Demand for Court Interpreters Brings Budget Request to Capitol

by Sarah Green

As the population of Colorado continues to grow, the need to improve important programs including transportation, education and state-managed programs such as Medicaid continues to increase, leaving lawmakers to consider an annual mid-year spending adjustment to the $25.8 billion budget that was approved in 2016.

However, the increased demand for court services, specifically, court interpretation, is also increasing with the state’s growing population, a factor that will also be considered in the 2017-18 budget.

According to statistics provided by the Colorado Judicial Branch, the state’s courts experienced a 9 percent increase in the demand for court interpreters in 2015. As a result, Chief Justice Nancy Rice announced Jan. 13 in her State of the Judiciary address that lawmakers in this year’s legislative session will consider a nearly $880,000 increase to the 2018 annual budget in order to respond to the high demand for court interpreters.

As justification for the budget increase request, Rice referred to Title VI of the Civil Rights Act of 1964, which “prohibits discrimination on the basis of race, color, and national origin in programs and activities receiving federal financial assistance.” In her budget request, Rice wrote that “national origin discrimination includes, among other things, failing to provide meaningful access to the courts for individuals who do not speak English …or have a limited ability to read, speak, write or understand the language.”

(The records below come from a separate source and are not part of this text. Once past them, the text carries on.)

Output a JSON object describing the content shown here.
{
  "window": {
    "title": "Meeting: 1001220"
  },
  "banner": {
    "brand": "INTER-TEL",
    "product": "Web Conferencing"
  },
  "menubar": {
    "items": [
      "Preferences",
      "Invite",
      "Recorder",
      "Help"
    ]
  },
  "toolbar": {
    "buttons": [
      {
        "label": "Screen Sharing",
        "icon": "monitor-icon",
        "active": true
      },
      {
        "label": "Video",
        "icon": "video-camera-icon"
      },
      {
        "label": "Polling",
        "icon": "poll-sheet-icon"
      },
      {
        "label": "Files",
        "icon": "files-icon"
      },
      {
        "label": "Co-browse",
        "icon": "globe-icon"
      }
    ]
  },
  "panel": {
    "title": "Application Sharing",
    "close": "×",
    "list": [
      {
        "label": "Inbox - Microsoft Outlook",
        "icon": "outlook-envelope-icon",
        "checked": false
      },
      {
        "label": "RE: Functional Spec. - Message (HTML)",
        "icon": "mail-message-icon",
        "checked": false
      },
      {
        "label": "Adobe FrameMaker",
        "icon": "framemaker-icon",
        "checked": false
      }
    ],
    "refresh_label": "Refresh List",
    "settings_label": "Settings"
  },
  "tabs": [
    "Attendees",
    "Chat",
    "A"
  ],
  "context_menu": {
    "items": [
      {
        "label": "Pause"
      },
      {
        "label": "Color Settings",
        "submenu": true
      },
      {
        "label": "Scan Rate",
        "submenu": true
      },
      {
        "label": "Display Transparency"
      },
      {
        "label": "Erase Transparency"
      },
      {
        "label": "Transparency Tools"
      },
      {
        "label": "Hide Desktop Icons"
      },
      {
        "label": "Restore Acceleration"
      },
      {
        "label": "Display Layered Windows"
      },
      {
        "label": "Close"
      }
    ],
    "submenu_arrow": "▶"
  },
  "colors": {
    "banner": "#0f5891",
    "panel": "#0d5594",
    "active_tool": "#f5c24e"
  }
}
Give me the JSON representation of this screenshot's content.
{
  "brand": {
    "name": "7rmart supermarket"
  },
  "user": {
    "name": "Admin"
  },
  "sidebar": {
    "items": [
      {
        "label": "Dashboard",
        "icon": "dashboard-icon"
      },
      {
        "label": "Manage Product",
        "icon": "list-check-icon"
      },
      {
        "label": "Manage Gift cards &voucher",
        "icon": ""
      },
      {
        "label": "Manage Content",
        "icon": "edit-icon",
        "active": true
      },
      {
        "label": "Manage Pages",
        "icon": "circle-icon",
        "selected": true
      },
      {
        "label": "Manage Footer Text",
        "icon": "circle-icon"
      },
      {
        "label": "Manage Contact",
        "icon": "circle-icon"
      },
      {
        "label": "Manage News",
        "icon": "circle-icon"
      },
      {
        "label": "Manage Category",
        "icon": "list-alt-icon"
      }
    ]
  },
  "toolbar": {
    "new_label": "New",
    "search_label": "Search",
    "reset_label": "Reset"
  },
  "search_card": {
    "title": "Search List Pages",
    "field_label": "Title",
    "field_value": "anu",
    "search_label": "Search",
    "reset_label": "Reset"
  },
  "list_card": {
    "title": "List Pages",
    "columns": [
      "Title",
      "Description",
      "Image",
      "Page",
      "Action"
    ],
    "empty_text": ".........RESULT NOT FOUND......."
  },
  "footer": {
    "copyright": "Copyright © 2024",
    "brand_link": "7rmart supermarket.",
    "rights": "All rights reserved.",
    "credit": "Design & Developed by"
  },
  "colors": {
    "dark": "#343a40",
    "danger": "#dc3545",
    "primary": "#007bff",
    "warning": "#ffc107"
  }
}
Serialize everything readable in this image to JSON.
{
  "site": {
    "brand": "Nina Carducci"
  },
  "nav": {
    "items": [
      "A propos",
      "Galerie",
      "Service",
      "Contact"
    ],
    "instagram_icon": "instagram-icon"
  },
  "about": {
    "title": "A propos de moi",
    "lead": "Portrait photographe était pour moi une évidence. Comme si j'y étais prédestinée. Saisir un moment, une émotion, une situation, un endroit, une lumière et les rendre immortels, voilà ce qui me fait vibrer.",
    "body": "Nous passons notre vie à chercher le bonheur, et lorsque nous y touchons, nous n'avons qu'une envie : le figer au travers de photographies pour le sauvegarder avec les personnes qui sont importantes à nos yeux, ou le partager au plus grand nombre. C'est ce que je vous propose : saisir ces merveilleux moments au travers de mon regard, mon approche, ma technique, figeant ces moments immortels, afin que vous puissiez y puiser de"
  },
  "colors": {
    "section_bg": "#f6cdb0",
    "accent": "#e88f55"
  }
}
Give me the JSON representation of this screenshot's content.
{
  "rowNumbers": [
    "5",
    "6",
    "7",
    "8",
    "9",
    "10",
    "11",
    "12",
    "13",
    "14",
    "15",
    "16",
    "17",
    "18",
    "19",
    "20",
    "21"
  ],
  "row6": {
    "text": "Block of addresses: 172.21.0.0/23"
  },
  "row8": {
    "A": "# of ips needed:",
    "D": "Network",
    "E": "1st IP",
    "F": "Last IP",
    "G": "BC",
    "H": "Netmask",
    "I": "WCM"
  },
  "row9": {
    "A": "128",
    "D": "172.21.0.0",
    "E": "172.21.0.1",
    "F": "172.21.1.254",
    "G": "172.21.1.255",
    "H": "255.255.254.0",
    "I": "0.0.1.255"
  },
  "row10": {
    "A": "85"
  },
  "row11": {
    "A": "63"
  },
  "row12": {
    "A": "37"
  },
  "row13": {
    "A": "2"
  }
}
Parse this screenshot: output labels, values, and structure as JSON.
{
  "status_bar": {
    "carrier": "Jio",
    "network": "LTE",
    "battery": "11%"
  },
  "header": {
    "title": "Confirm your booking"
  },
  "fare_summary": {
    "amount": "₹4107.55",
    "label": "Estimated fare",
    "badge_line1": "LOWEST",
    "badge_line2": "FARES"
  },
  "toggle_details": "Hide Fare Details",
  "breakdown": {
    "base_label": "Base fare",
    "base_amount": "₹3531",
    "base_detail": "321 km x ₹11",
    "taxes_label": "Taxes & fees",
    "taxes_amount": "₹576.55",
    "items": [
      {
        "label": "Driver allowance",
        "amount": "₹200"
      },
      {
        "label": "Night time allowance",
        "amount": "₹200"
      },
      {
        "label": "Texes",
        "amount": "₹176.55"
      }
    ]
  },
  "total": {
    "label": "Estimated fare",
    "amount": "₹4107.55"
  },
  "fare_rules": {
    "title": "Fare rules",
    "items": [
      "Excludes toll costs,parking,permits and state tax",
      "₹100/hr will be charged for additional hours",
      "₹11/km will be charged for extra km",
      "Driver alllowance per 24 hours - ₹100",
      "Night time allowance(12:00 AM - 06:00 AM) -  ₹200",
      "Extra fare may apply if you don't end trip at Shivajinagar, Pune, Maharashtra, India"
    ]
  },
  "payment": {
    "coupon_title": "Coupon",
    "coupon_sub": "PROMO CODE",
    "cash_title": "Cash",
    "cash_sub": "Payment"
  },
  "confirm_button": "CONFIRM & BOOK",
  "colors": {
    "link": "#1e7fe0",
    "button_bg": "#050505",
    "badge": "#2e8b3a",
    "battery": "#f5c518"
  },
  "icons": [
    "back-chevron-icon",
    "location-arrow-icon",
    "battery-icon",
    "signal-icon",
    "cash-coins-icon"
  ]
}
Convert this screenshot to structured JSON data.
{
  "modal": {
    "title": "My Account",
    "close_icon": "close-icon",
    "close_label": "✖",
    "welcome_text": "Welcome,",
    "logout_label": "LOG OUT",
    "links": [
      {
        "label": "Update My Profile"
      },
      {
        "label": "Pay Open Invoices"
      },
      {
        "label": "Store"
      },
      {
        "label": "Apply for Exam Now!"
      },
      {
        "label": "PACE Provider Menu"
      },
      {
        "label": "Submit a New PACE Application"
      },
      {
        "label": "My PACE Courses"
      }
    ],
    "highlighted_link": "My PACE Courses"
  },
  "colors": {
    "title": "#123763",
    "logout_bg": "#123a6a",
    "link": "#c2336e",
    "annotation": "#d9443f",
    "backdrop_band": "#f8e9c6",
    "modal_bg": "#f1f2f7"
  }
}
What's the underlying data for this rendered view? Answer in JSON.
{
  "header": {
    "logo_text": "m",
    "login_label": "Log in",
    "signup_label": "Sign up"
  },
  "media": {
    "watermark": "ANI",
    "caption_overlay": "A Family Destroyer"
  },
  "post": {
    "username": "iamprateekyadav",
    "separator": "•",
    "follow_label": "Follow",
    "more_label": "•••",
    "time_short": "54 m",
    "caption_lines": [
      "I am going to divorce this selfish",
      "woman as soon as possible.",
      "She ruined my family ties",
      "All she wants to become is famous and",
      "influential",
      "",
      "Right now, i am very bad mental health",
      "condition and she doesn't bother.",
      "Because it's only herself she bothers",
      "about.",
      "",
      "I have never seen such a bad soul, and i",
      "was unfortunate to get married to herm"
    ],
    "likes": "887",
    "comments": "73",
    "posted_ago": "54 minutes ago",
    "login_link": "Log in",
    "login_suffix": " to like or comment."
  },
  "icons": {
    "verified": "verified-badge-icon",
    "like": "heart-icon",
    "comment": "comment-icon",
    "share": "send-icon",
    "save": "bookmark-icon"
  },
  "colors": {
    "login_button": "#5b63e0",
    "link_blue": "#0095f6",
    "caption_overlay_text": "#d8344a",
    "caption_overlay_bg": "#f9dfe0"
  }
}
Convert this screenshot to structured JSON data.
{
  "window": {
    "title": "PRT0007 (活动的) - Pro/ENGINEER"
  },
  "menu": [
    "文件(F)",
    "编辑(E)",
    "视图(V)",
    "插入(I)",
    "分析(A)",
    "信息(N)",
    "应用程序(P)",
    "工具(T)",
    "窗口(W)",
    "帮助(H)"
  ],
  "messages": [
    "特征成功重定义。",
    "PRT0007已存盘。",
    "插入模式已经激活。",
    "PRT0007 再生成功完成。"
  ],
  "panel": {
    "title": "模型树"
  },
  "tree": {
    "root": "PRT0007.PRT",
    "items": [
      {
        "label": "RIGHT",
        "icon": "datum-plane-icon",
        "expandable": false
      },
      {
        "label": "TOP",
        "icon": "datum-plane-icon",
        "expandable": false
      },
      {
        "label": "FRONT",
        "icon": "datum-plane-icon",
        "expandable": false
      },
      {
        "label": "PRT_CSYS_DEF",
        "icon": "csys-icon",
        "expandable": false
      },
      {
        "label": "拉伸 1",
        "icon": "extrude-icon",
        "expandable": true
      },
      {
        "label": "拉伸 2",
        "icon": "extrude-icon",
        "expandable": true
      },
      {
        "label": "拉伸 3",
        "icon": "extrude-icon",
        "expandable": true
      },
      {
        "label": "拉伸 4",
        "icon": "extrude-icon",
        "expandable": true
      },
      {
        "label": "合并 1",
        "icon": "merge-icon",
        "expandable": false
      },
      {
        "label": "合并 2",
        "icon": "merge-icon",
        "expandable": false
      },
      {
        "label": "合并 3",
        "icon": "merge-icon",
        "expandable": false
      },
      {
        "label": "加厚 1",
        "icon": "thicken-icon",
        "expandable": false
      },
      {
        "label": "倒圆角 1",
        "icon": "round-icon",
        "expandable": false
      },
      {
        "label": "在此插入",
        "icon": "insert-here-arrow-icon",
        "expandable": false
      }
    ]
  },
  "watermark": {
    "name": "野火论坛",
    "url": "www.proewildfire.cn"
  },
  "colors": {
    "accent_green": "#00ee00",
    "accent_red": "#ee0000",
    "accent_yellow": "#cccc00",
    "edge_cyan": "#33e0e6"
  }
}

To read this story and other complete articles featured in the February 20, 2017 print edition of Law Week Colorado, copies are available for purchase online.